That said, while they share some similarities, they’re not the same thing. It’s helpful to understand how these processes differ because you need both to ensure projects don’t get delayed and people don’t become overwhelmed.
Let’s take a closer look at these two concepts.
What is capacity planning in project management?
Capacity planning is the process of determining the resources you need to satisfy project needs. This involves looking at requirements (demand) and available resources (supply) at a given time—including those you already have and those you can request.
What is resource allocation?
Resource allocation is the process of assigning the best available resources to tasks. For example, delegating tasks to the people with the right skills ensures they’re not overloaded or underutilized.
Capacity planning vs. resource planning
Now that we’re clear on the individual definitions, we can take a look at the major differences.
- Capacity planning is figuring out whether you have the right resources for upcoming projects.
- Resource allocation is matching team members to specific tasks.
This shows that capacity planning has a more long-term scope to assist in project planning and feeds information (e.g., resource availability) to the resource allocation process. Resource allocation is more short-term and closer to execution.
Let’s look at some examples of resource allocation and capacity planning results to further illustrate their differences.
An example result of resource planning
You have Designer A and Designer B ready to be assigned project tasks. Based on their availability, skills, and planned time off, you allocate three hours a day for Designer A to do Task 1 and two hours a day for Designer B to do Task 2, so you can finish Project X on time.
An example result of capacity planning
You look at the resources you have to complete Project X and Project Y three months from now. Based on available skills and average workload, you estimate you can’t take on Project Z unless you hire another developer with Java knowledge.
It takes two for effective resource management
Resource allocation and capacity planning go hand-in-hand. You can’t agree to take on new projects unless you know your team can complete them. And they can’t complete them until you break down tasks and assign resources to each.
Some of the benefits of these processes are:
- Productivity. Everyone knows what tasks they should be working on and when.
- Increased morale and motivation. Team members work at their capacity to avoid being overwhelmed or risking burnout.
- Better coordination. By planning ahead, you ensure everyone knows which projects will be completed and which will be postponed, as well as the specific resources that will be needed in the future. If multiple teams are working with shared resources, having a full view of availability helps both department managers and resource managers.

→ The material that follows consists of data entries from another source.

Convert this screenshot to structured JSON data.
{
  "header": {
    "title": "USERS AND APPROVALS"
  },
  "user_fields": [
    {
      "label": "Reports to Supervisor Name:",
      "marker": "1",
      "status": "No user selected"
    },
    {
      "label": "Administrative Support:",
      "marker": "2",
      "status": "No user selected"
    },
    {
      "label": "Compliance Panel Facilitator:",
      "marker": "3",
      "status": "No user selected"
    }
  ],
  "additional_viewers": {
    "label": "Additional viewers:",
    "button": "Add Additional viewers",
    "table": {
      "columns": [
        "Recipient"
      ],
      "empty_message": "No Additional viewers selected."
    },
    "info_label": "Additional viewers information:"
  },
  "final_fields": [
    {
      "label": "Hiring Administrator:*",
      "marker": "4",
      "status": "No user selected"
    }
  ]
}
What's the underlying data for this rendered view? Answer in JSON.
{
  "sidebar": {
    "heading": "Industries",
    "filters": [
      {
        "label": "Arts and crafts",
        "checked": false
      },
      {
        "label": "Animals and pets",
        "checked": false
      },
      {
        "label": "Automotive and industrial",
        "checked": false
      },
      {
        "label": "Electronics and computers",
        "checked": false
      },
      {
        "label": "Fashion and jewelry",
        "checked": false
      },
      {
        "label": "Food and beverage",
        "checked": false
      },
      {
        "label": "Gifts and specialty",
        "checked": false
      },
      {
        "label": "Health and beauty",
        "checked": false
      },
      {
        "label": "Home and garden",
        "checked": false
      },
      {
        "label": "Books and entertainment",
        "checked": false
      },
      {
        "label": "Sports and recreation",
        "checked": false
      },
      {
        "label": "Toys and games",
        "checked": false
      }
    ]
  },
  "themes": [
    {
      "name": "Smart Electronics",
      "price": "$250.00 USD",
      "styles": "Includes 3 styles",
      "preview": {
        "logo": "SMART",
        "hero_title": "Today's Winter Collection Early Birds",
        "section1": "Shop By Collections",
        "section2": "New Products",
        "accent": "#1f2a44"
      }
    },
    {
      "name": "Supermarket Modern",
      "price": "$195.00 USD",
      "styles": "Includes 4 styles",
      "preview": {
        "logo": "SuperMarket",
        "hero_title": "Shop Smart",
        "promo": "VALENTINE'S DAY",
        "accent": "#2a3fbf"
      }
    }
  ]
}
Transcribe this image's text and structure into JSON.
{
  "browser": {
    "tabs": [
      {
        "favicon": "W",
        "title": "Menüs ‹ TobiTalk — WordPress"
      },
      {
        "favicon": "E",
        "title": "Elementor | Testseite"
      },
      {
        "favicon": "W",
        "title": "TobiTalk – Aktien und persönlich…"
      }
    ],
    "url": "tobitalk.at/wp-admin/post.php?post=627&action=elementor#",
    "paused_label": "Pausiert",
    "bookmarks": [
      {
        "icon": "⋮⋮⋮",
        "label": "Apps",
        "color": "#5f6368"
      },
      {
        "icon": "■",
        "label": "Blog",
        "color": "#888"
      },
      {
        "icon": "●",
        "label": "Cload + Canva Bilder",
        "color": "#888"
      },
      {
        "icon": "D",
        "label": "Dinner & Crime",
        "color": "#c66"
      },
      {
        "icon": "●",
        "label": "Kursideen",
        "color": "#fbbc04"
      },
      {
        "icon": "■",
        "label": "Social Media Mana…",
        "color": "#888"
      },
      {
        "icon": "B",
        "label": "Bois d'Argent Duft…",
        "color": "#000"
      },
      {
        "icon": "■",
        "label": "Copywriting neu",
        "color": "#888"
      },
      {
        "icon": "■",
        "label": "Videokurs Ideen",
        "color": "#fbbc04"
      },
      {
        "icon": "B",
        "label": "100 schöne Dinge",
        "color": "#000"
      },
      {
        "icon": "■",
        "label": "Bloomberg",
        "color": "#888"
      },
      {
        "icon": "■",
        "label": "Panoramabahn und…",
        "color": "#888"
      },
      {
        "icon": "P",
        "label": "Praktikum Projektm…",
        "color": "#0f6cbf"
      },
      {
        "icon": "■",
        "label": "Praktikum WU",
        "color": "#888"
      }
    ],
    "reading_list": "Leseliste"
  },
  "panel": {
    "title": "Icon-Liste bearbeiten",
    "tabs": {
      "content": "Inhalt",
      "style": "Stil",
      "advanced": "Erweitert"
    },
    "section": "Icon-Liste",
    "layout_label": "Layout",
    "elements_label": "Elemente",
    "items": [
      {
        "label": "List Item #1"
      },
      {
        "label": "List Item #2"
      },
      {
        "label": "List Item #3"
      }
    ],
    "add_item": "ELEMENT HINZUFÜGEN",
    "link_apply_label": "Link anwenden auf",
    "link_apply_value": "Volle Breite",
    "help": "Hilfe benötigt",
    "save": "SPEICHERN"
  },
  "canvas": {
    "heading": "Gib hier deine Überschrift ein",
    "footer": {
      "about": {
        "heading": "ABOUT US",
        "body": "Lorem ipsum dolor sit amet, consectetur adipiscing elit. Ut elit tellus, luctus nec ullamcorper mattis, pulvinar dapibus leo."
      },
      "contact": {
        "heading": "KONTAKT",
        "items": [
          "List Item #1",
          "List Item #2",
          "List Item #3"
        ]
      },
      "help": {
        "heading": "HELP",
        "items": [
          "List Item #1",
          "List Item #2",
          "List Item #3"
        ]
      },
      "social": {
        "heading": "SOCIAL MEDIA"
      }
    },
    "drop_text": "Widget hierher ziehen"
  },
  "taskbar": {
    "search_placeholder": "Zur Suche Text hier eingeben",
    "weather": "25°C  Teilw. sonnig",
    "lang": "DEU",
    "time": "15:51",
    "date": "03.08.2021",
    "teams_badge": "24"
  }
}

- Higher chance to deliver on time and budget. This is the ultimate goal for project management and resource management. You need effective and timely resource allocation and capacity planning to achieve it.
How do you make capacity and resource planning easier?
When you have lots of moving parts—resources, disciplines, projects, tasks—you need an easy way to track everything and be able to adjust. Resource management software will make your life much easier for both capacity planning and resource allocation.
For example, using Float you can track what your team is working on at any given time with a visual schedule that combines planned work and time off. Float provides live insights on capacity and utilization across your team, giving you a snapshot of each person’s availability and how work is distributed.
Know who can take on work (and who can’t)
This is incredibly useful for resource allocation, as you’ll know who can take on more tasks. Conversely, you’ll see when someone’s overworked to avoid allocating more tasks to them.
Also, you can track team members’ skills using customizable tags in Float. Imagine you’re planning a new project that requires knowledge of Python. With tags, you can easily find the developers who know Python and check their availability.
Planning capacity well ahead
Having all this information tracked regularly means you can accurately map your team’s long-term capacity. Assigning work in Float allows you to plan weeks or months in advance so you can forecast when to take on new projects or hire new team members. Besides calendar integrations, Float tracks custom hours, time off, local public holidays, and even tentative tasks and placeholder roles for a complete view of availability weeks in advance.
If you want to learn more about planning resources and capacity effectively, check out our Guide to Resource Management.